I’ve always hated the emotions I felt when I’ve seen a roadside monument. The plastic flowers and wooden cross have always symbolized someone’s loss to me. I didn’t feel an attachment because I haven’t known the individual or the circumstances in which they died. I’ve been so comfortable as I drive by and look away, wondering who will clean it up after the rain and the snow. Eventually, I notice it’s no longer there at all. The small visual reminder of someone’s loss fades from memory until I no longer drive by and try not to look. I’m busy changing the radio channel, or looking back to my children- safely tucked into their car seats. Quite simply put: I wasn’t changed by it because I chose to be unaffected- I made a very distinct choice.

I can’t keep my mind off the photo of a little boy in a red shirt I saw this morning on my Twitter feed. In my attempt to engage myself in work to forget my emotions, the pain only grew more persistent. My Daniel is only a little older than the sweet boy in the photo. I think of the way Daniel tucks his leg up when he sleeps, with little arms at his sides. Just last night his head was buried in his pillow, so I cradled him to move him to the side and re-adjusted his quilt and sheets in the room he has all to himself. One little boy is sleeping, another sweet boy has died. If I think too much, it’s overwhelming.

I’m so comfortable as I type this. I’m on a small break from work, with a full-stomach after feasting on half a grapefruit and a slice of leftover pizza. This morning, I ate peanut butter on toast and threw out my coffee after not enjoying the taste. I sit now with hot tea and fresh lemon. I wear expensive shoes. I have two monitors to work most efficiently. I have a job I love. My clothes match. I have a positive bank account.

I’ll leave here after a short day and drive in my SUV to pick-up my children and our foreign exchange student. We’ll swap stories about our mornings and head to each child’s back-to-school Open House this evening. I’ll listen to their excitement in the car as they share about meeting a teacher, or finding out where a particular room was. I promised we’d stop on the way home for ice cream as a special treat to celebrate. I have enough money in my bank account to spend frivolously on things like ice cream, or extra school clothes. I won’t mention the little boy because I don’t want to see the discomfort on their faces. I don’t want them to feel as I feel right now. We are just so damn comfortable

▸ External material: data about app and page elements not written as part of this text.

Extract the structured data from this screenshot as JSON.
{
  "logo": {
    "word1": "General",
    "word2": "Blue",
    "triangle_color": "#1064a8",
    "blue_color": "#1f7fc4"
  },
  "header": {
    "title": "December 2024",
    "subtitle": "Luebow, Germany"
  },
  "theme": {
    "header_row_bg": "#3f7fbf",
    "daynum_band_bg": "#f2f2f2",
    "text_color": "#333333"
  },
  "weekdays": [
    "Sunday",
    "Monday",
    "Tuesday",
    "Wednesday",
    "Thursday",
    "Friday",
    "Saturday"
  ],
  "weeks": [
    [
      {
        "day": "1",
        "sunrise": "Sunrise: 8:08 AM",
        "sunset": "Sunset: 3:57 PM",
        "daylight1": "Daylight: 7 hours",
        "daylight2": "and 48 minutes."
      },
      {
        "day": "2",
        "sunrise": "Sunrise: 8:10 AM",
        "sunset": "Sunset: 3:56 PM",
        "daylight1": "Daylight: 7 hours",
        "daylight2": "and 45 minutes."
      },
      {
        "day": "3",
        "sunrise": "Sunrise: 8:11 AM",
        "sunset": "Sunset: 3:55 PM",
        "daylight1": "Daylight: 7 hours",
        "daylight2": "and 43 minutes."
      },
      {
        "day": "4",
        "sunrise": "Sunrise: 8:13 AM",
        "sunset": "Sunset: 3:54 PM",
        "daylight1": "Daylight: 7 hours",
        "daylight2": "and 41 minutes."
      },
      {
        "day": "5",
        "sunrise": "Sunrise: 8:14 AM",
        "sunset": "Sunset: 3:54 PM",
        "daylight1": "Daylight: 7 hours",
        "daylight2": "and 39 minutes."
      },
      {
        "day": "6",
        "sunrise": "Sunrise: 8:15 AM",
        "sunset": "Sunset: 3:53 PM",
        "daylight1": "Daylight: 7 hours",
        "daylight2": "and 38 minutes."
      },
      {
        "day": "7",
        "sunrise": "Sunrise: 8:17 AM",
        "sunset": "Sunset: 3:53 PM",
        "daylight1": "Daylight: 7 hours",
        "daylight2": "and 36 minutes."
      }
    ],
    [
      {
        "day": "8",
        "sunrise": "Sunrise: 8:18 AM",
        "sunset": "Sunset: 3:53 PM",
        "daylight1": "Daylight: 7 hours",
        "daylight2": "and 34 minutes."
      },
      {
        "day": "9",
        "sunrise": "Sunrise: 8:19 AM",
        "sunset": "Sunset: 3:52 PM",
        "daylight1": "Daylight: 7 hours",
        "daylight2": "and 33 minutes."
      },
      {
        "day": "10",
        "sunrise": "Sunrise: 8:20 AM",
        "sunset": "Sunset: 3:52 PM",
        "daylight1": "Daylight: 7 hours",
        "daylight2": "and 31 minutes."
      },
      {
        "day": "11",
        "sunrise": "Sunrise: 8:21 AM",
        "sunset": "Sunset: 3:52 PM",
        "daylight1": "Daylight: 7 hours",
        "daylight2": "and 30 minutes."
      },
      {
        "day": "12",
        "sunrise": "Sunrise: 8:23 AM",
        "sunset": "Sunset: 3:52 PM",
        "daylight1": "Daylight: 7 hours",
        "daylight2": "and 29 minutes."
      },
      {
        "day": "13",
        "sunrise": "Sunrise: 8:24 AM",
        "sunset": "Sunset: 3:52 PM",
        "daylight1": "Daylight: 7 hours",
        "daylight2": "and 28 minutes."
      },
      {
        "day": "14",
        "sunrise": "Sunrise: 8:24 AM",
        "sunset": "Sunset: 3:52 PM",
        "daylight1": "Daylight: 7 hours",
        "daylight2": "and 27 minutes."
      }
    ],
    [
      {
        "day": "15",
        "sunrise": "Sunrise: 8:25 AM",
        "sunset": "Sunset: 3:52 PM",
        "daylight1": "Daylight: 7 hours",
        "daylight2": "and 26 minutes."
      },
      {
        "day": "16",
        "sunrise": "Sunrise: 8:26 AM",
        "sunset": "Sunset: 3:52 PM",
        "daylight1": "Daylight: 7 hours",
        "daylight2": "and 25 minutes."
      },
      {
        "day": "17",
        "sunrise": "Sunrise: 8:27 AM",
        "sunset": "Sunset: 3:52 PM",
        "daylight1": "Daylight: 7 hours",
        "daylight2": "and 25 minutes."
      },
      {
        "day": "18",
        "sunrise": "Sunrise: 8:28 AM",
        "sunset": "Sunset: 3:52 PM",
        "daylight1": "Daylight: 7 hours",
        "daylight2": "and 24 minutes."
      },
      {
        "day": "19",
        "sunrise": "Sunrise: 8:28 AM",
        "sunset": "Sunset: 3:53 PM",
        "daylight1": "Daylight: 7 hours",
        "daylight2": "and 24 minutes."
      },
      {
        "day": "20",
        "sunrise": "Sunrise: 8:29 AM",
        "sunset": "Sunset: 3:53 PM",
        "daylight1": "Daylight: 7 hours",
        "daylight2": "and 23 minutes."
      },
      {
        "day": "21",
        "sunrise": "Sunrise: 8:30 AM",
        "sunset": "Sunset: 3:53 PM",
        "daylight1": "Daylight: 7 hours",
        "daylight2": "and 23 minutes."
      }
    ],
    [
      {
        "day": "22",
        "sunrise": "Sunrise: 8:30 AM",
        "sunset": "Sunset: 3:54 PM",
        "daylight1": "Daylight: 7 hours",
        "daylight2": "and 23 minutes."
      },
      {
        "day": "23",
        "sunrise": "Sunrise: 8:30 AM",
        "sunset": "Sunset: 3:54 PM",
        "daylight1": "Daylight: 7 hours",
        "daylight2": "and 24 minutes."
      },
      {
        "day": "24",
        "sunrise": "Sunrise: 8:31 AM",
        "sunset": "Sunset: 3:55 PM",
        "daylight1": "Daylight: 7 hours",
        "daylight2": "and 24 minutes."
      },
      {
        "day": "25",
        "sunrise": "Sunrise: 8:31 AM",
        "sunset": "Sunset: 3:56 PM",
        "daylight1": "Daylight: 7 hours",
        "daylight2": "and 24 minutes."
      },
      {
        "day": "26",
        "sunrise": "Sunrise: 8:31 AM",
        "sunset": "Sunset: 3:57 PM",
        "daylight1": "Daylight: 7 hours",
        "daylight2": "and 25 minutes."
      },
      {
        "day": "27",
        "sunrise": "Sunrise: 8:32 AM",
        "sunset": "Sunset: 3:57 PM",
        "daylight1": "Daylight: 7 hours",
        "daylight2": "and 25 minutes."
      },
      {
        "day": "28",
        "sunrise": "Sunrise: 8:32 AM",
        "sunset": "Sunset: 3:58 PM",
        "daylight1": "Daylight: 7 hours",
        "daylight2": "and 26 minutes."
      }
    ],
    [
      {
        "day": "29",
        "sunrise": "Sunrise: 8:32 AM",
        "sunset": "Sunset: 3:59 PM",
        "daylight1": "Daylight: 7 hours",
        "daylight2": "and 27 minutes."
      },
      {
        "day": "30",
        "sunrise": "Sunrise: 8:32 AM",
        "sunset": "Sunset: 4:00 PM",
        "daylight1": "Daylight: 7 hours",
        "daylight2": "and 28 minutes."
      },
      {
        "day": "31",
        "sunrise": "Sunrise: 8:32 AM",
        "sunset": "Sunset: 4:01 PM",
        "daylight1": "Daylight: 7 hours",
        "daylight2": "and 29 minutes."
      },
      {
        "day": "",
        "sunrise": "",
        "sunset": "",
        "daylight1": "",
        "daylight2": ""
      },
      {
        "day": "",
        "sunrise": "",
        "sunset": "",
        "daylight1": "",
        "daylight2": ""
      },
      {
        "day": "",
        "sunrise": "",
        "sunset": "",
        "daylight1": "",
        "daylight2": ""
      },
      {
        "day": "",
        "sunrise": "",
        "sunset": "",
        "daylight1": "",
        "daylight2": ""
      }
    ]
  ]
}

I have. I wear. I own. I’m able. The guilt in moments like this is almost too much to bear.

This is what swims in my brain: I can look away. I can re-adjust my thinking and mental priorities to try and forget what I’ve seen. I can spend every resource I have, which are many. I can forget. Forgetting is comfortable, until it isn’t. Until somehow- the realization that forgetting is detrimental. This is not an accident or a car crash. I looked up the statistic to try and calm my mind. According to SyrianRefugees.eu, there are over 9 million individuals, families and children trying to escape violence in Syria.  They have fled their homes, their safety and many have perished.

Steven McCallum stated words that deeply affected me today. The photo, (which is now cited as being manipulated as a headdress was added for either religious purposes- perhaps,) was an unbelievable testament to what is going on. A mother, desperately trying to keep her child’s head above water- swims to safety. Only in digging within the comments of the piece I read that the child died in the waves. One and a half years old. A boy. Steven stated:

“Imagine waking your children in the morning, feeding and dressing them, pulling a little girl’s hair into a ponytail, arguing with a little boy about which pair of shoes he wants to wear. Now imagine, as you are doing that, you know later today you will strap their vulnerable bodies into enveloping life jackets and take them with you in a rubber dinghy – through waters which have claimed many who have done the same. Think of the story you’d have to tell to reassure them. Think of trying to make it fun. Consider the emotional strength needed to smile at them and conceal your fear.”

When I started thinking of this, I couldn’t bring myself to believe that it was a gift… the forgetting. The not looking and making a choice to walk away from the emotion. It’s not a gift, but it’s clearly a curse.

If I don’t look, I cannot feel and have empathy. If I cannot have empathy, I cannot change the world. If I cannot change the world, then I have resigned myself and my children to an empty, meaningless life. But what to do? According to CNN, I can give money. But I think before that, I need to give a damn. I need to not look away as if it’s merely a cross on the roadside. I need to feel the injustice and vow to speak about it. I need to tell my children what’s going on so that they may be able to understand the world has beauty and evilness. But most of all, I need to see.